(Interface dataset entries)

****

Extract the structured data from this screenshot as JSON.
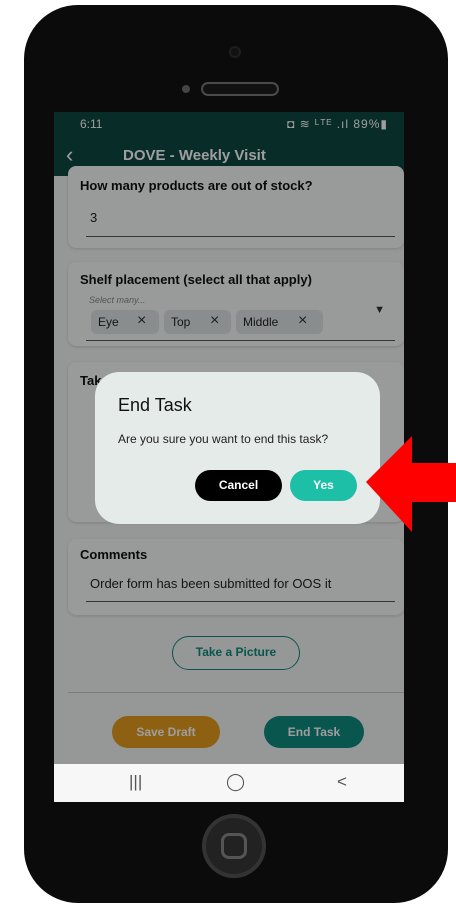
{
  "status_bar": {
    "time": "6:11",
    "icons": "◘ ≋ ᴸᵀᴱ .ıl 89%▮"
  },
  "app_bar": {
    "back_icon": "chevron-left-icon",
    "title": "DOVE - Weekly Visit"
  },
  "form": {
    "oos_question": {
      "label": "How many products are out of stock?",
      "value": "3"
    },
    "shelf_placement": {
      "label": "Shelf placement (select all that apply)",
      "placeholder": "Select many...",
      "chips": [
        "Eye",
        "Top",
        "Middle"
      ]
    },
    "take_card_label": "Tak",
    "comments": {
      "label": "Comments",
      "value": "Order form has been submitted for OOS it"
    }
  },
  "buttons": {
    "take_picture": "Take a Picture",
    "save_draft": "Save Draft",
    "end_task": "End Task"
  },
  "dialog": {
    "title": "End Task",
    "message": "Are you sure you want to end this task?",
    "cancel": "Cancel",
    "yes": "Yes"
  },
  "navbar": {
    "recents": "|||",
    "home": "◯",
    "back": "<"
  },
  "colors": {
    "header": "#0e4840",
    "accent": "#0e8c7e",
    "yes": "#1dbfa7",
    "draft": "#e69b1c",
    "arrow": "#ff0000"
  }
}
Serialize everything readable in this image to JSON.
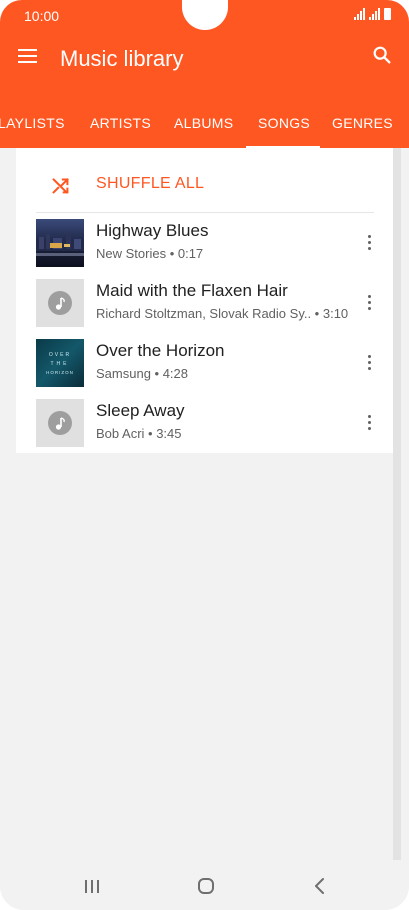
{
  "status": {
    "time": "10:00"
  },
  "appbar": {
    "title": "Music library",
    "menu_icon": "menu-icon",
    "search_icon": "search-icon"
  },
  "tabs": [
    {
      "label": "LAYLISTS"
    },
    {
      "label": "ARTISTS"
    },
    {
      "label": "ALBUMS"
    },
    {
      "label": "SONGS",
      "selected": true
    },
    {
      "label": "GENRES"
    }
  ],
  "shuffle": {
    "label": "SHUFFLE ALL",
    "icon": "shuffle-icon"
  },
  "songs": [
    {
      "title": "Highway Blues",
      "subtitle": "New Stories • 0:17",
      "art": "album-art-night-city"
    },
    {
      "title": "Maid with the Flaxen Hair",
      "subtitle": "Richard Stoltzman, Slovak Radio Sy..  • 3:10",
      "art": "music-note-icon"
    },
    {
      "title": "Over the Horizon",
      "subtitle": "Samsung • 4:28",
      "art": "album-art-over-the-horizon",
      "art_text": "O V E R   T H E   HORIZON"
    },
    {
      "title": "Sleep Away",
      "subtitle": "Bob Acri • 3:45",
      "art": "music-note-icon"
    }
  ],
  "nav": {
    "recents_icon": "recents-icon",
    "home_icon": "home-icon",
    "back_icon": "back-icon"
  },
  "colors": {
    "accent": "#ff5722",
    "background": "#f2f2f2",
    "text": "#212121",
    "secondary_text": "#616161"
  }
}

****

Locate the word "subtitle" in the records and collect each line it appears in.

▶ ANSWER TO THE PROBLEM
      "subtitle": "New Stories • 0:17",
      "subtitle": "Richard Stoltzman, Slovak Radio Sy..  • 3:10",
      "subtitle": "Samsung • 4:28",
      "subtitle": "Bob Acri • 3:45",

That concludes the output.